> **What this task involves**: The expected output is each line in the data below that includes the string "title".

Element data from apps and pages:

■ ■ ■ ■ ■ ■ ■

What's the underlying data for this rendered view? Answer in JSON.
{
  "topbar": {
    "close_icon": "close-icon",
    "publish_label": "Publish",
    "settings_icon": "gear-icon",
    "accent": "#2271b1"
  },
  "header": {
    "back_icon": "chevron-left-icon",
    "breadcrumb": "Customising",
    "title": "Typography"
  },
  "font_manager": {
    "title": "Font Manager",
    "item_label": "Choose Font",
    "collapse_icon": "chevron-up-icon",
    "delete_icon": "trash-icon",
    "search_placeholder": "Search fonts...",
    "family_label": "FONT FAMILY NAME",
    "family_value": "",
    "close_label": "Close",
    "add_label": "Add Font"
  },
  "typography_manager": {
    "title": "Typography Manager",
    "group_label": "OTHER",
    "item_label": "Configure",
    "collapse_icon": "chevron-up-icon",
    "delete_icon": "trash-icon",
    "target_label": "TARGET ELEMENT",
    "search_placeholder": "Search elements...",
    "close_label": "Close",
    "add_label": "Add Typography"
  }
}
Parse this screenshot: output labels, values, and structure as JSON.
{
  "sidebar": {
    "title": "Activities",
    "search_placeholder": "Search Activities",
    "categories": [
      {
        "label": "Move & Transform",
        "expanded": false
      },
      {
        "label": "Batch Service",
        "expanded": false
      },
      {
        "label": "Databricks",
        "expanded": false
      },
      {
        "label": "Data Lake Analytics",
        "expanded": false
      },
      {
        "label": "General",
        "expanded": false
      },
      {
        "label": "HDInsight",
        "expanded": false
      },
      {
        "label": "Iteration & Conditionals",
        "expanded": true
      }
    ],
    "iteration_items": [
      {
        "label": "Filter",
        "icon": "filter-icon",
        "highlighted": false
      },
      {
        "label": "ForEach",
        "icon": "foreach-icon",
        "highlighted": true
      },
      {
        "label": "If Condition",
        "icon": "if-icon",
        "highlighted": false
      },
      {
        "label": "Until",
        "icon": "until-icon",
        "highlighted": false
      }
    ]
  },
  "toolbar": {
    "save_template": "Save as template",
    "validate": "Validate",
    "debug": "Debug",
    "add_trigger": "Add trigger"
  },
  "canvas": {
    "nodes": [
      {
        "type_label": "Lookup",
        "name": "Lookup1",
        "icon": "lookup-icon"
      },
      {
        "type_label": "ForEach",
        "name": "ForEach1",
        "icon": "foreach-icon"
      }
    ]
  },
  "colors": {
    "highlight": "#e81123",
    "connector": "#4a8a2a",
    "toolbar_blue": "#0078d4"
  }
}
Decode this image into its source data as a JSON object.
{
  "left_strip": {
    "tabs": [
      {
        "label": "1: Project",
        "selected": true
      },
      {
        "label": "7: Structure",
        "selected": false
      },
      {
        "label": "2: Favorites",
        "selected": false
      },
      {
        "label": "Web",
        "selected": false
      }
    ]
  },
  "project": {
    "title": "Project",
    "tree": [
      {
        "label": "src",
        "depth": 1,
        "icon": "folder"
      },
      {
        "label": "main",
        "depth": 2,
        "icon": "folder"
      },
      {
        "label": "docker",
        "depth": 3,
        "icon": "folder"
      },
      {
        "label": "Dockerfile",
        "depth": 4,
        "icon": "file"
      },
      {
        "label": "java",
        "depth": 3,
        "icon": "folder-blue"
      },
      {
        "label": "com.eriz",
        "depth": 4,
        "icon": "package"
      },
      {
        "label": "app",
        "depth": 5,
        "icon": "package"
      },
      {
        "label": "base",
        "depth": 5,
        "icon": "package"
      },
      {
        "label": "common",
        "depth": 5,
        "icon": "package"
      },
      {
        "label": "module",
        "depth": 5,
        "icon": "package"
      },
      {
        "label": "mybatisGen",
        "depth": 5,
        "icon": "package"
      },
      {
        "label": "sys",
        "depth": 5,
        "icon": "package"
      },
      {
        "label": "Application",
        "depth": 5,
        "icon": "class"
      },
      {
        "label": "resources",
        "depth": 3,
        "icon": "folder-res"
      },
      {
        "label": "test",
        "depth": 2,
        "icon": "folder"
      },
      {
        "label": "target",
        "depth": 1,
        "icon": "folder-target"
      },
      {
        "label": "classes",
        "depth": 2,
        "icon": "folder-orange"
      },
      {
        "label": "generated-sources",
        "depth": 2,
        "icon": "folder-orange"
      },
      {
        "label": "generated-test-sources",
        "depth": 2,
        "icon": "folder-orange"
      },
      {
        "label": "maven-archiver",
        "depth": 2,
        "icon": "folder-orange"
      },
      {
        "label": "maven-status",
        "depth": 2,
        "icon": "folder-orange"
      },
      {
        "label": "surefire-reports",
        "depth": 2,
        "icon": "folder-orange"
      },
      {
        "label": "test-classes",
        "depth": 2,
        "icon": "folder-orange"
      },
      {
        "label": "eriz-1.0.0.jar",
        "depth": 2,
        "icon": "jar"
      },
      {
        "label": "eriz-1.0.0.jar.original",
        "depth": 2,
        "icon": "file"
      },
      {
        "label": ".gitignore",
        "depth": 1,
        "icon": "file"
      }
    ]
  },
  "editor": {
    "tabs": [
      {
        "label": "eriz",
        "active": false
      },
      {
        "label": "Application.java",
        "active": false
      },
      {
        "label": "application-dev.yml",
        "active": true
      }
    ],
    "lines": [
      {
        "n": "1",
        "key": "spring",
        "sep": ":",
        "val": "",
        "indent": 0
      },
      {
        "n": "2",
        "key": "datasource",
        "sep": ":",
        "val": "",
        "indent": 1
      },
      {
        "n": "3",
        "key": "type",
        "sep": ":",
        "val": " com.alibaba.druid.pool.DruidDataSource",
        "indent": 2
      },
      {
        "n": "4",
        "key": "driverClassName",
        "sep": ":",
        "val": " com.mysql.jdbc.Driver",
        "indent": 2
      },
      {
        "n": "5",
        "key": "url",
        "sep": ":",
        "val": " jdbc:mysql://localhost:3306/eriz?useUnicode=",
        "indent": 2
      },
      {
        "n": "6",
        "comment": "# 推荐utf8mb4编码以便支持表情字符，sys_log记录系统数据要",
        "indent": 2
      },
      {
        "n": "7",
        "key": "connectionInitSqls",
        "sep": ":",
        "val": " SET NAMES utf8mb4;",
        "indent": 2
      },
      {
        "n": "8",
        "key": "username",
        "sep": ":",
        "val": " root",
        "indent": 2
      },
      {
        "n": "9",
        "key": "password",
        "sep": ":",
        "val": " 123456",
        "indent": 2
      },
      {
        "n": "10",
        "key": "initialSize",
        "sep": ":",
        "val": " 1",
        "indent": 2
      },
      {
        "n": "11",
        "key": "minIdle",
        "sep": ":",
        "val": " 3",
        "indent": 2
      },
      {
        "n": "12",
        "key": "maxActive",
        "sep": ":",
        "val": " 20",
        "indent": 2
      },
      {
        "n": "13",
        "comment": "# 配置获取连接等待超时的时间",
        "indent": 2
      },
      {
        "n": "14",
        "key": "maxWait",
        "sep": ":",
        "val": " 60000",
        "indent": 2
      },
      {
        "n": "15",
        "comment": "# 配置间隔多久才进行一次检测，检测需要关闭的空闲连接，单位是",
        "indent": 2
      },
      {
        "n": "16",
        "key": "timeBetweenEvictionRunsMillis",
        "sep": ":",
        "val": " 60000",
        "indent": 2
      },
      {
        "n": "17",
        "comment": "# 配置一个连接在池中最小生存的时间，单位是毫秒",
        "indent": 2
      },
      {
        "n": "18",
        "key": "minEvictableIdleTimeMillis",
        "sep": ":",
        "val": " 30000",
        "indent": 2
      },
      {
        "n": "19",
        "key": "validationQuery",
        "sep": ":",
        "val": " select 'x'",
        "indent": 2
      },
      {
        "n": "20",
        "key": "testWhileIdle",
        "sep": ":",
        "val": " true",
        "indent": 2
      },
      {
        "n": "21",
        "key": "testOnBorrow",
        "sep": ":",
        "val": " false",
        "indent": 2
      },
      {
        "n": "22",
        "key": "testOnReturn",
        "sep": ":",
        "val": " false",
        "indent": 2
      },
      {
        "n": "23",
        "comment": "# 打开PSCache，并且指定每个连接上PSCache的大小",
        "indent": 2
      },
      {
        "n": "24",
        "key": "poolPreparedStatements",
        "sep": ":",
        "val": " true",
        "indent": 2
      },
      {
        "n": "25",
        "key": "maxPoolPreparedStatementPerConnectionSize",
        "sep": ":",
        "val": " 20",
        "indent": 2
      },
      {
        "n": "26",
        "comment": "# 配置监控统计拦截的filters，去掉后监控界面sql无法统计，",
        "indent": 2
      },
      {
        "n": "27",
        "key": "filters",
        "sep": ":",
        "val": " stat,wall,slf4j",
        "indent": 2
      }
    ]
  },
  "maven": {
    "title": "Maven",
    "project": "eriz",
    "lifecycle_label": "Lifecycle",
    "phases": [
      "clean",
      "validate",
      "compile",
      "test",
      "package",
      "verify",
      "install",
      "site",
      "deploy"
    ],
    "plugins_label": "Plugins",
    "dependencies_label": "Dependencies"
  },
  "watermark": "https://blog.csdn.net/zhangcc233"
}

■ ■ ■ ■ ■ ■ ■

> **Solution to this exercise**:
    "title": "Typography"
    "title": "Font Manager",
    "title": "Typography Manager",
    "title": "Activities",
    "title": "Project",
    "title": "Maven",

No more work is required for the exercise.